Cornell chicken, marinated in vegetable oil, apple cider vinegar, poultry seasoning, lots of salt and an egg (http://ecommons.cornell.edu/bitstream/1813/2652/2/bbq.pdf ) was invented more than 60 years ago by a professor of animal science with the intent of getting people to eat more chicken instead of using them just to lay eggs. To this day, it remains is omnipresent at all manner of public gatherings in the Finger Lakes region, from country fairs to Boy Scout fund-raisers, VFW dinners, 4-H club outings and beyond. I had my first taste of Professor Baker's crispy, tangy barbecued chicken along with some Finger Lakes riesling on a picnic at Lake Owasco a gazillion years ago; here's my updated version of the original. I used split chicken breasts to even out the cooking time, but you could use a whole chicken, quartered, or even a couple of Cornish game hens, split. —wssmom

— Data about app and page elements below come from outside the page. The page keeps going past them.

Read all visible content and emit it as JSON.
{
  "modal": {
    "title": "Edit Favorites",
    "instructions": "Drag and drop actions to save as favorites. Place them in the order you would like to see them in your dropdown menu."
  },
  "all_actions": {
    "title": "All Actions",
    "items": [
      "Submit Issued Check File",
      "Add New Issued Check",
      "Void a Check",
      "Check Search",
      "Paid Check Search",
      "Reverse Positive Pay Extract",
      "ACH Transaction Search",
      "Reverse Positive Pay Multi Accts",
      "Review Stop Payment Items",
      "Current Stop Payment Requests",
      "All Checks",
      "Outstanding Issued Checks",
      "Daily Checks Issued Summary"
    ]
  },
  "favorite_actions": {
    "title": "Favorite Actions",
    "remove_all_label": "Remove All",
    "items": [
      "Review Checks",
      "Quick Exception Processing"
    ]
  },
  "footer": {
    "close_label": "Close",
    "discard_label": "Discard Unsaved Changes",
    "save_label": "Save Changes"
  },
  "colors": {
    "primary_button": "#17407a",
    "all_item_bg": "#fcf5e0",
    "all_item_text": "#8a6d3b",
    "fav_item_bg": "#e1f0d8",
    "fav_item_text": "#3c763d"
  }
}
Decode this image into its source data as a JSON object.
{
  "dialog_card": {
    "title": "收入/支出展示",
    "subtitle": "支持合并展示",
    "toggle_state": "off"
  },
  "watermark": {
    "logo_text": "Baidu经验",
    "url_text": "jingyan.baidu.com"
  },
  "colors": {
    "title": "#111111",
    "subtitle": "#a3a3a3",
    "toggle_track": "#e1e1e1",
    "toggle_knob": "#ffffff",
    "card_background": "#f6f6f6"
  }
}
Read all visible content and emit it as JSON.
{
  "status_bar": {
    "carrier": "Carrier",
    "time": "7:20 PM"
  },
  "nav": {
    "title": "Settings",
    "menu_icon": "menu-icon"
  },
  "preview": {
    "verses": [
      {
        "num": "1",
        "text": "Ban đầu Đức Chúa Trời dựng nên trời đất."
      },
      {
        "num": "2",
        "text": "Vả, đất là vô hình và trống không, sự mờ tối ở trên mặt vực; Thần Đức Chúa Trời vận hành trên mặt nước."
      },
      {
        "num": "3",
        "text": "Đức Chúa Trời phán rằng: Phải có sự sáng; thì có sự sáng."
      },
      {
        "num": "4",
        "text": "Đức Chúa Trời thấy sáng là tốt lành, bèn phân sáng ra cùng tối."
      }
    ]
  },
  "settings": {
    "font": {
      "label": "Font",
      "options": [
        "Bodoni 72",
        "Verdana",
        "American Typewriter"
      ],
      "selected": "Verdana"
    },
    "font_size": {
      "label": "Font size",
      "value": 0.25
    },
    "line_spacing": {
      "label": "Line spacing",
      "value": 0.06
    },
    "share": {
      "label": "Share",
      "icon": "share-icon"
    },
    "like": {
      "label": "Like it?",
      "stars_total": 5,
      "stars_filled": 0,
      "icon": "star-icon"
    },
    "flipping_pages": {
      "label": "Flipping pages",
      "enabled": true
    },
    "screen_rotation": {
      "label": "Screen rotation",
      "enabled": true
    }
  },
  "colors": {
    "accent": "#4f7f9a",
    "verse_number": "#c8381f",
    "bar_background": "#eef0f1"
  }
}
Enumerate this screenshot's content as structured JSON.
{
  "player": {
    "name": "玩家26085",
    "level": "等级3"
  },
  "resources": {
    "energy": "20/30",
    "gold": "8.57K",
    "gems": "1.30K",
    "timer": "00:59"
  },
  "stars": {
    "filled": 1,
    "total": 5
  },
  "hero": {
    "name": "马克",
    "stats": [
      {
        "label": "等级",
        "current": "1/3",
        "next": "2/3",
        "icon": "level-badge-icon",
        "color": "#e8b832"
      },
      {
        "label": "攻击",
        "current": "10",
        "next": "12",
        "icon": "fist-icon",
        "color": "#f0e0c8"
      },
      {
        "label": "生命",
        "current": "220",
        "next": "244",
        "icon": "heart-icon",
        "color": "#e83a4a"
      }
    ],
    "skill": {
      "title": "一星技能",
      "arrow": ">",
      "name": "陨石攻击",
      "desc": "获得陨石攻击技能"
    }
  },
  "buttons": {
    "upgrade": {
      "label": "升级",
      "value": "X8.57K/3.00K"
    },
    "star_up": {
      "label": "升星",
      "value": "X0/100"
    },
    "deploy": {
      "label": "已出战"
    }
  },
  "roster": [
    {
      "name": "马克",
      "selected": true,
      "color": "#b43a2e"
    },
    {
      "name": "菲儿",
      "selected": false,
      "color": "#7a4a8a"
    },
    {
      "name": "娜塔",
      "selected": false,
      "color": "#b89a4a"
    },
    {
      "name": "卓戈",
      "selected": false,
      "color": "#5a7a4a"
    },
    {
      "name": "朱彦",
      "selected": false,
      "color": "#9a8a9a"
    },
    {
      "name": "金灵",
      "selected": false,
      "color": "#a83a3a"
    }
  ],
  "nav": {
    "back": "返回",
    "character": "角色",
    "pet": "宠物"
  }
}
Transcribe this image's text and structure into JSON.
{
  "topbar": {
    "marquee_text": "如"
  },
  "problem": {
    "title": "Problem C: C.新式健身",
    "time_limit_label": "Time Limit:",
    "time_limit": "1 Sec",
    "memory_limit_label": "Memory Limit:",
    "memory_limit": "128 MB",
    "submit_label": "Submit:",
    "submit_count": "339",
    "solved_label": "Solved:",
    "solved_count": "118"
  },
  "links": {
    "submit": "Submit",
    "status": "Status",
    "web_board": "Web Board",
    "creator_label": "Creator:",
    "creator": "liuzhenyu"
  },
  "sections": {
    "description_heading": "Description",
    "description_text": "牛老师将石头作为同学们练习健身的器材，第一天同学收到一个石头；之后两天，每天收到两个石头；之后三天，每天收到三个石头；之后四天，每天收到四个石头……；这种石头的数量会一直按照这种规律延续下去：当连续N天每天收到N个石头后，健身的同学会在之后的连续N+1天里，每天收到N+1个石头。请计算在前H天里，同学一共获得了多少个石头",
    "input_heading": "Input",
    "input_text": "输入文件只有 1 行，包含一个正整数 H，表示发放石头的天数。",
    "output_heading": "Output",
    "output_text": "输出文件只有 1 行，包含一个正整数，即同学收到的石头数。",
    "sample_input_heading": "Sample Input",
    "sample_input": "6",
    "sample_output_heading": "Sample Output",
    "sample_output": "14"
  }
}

Test Kitchen Notes
Wssmom’s chicken really is finger-lickin’ good. I had never marinated in an aioli base before but I certainly will again and again—the 8-hour bath in aioli and vinegar renders a juicy tender chicken that stands up to grilling without any dryness. I thought that is might be very vinegary and/or herby, but it’s not, those are just subtle notes in what is very good grilled chicken. We tried both breasts and thighs, and also tried it both warm and cold. AND – I used the extra aioli to marinate a pork tenderloin which I also grilled. All variations were tender and delicious. This is a go-to recipe for the rest of the summer and beyond. —aargersi
whole organic chicken breasts, split so you have four nice-sized pieces
freshly ground pepper
serving fresh herb aioli marinade (above)
In This Recipe
For the fresh herb aioli
In a large bowl, preferably one that won't spin around, whisk together the egg yolk, lemon juice, and garlic. Add the grapeseed oil in few drops at a time (having a friend do this helps), whisking until it emulsifies. Continue to dribble in the oil, whisking away, until it's completely incorporated.
Put half the aioli in another bowl, saving the remainder for another use. To form a marinade, whisk in the vinegar to the aioli, add the herbs and add a tad more salt than you think necessary, about 1 teaspoon in my case.
For the Finger Lakes chicken
Liberally sprinkle the chicken breasts with freshly ground pepper, put them in a ziplock bag with the marinade, smush them so they are covered, and let marinate for at least 3 hours, or preferably overnight.
Grill, bone side down and covered, over medium heat for about 15 to 20 minutes, then turn and crank up the grill to high to finish, so that the skin gets nice and crispy.
Chill and bring along to your picnic—serve with some lovely, dry riesling.